▶ _Try it_: Set down the full data below exactly as given, please.

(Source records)
=== Section Start ===

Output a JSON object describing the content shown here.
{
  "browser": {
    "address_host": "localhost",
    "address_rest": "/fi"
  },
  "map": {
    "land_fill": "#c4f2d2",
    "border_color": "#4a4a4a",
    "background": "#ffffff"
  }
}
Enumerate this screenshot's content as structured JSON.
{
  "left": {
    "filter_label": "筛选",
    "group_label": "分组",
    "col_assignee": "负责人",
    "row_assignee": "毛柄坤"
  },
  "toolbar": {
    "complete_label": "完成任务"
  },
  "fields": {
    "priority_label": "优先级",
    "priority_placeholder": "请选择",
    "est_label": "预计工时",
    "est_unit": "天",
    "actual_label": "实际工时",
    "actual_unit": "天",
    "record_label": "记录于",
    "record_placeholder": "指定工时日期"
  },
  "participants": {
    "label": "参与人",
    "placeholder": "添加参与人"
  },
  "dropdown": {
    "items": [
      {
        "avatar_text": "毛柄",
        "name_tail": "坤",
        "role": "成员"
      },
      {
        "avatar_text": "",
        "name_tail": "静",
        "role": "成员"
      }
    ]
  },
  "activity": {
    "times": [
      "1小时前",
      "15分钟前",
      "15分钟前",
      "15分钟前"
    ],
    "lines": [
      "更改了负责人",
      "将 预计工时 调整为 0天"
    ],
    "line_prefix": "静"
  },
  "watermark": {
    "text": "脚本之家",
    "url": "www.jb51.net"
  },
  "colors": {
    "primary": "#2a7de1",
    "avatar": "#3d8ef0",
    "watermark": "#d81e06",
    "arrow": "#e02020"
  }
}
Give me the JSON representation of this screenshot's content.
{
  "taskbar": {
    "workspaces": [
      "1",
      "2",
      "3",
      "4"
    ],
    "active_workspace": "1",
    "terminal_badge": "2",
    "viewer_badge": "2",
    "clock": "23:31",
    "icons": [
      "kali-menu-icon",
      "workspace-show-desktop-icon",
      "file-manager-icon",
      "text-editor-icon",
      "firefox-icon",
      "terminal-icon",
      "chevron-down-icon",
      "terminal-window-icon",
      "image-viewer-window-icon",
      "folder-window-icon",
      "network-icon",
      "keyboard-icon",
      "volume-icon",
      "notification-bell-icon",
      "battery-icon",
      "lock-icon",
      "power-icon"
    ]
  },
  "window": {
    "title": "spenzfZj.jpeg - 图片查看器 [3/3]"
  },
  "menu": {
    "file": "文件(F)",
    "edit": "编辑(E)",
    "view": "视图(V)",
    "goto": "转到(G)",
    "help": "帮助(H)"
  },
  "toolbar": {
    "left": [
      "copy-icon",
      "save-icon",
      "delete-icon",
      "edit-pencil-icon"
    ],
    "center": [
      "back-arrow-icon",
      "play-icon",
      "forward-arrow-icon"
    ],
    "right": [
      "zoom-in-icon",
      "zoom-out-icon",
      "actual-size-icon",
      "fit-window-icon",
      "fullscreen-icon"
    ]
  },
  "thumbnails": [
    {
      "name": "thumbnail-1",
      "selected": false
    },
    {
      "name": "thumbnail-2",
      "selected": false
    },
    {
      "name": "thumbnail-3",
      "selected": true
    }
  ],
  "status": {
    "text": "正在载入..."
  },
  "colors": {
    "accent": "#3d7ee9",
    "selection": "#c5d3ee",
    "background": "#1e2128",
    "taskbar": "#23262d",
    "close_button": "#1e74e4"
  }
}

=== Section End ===

▶ _Answer to the exercise_:
Output a JSON object describing the content shown here.
{
  "browser": {
    "address_host": "localhost",
    "address_rest": "/fi"
  },
  "map": {
    "land_fill": "#c4f2d2",
    "border_color": "#4a4a4a",
    "background": "#ffffff"
  }
}
Enumerate this screenshot's content as structured JSON.
{
  "left": {
    "filter_label": "筛选",
    "group_label": "分组",
    "col_assignee": "负责人",
    "row_assignee": "毛柄坤"
  },
  "toolbar": {
    "complete_label": "完成任务"
  },
  "fields": {
    "priority_label": "优先级",
    "priority_placeholder": "请选择",
    "est_label": "预计工时",
    "est_unit": "天",
    "actual_label": "实际工时",
    "actual_unit": "天",
    "record_label": "记录于",
    "record_placeholder": "指定工时日期"
  },
  "participants": {
    "label": "参与人",
    "placeholder": "添加参与人"
  },
  "dropdown": {
    "items": [
      {
        "avatar_text": "毛柄",
        "name_tail": "坤",
        "role": "成员"
      },
      {
        "avatar_text": "",
        "name_tail": "静",
        "role": "成员"
      }
    ]
  },
  "activity": {
    "times": [
      "1小时前",
      "15分钟前",
      "15分钟前",
      "15分钟前"
    ],
    "lines": [
      "更改了负责人",
      "将 预计工时 调整为 0天"
    ],
    "line_prefix": "静"
  },
  "watermark": {
    "text": "脚本之家",
    "url": "www.jb51.net"
  },
  "colors": {
    "primary": "#2a7de1",
    "avatar": "#3d8ef0",
    "watermark": "#d81e06",
    "arrow": "#e02020"
  }
}
Give me the JSON representation of this screenshot's content.
{
  "taskbar": {
    "workspaces": [
      "1",
      "2",
      "3",
      "4"
    ],
    "active_workspace": "1",
    "terminal_badge": "2",
    "viewer_badge": "2",
    "clock": "23:31",
    "icons": [
      "kali-menu-icon",
      "workspace-show-desktop-icon",
      "file-manager-icon",
      "text-editor-icon",
      "firefox-icon",
      "terminal-icon",
      "chevron-down-icon",
      "terminal-window-icon",
      "image-viewer-window-icon",
      "folder-window-icon",
      "network-icon",
      "keyboard-icon",
      "volume-icon",
      "notification-bell-icon",
      "battery-icon",
      "lock-icon",
      "power-icon"
    ]
  },
  "window": {
    "title": "spenzfZj.jpeg - 图片查看器 [3/3]"
  },
  "menu": {
    "file": "文件(F)",
    "edit": "编辑(E)",
    "view": "视图(V)",
    "goto": "转到(G)",
    "help": "帮助(H)"
  },
  "toolbar": {
    "left": [
      "copy-icon",
      "save-icon",
      "delete-icon",
      "edit-pencil-icon"
    ],
    "center": [
      "back-arrow-icon",
      "play-icon",
      "forward-arrow-icon"
    ],
    "right": [
      "zoom-in-icon",
      "zoom-out-icon",
      "actual-size-icon",
      "fit-window-icon",
      "fullscreen-icon"
    ]
  },
  "thumbnails": [
    {
      "name": "thumbnail-1",
      "selected": false
    },
    {
      "name": "thumbnail-2",
      "selected": false
    },
    {
      "name": "thumbnail-3",
      "selected": true
    }
  ],
  "status": {
    "text": "正在载入..."
  },
  "colors": {
    "accent": "#3d7ee9",
    "selection": "#c5d3ee",
    "background": "#1e2128",
    "taskbar": "#23262d",
    "close_button": "#1e74e4"
  }
}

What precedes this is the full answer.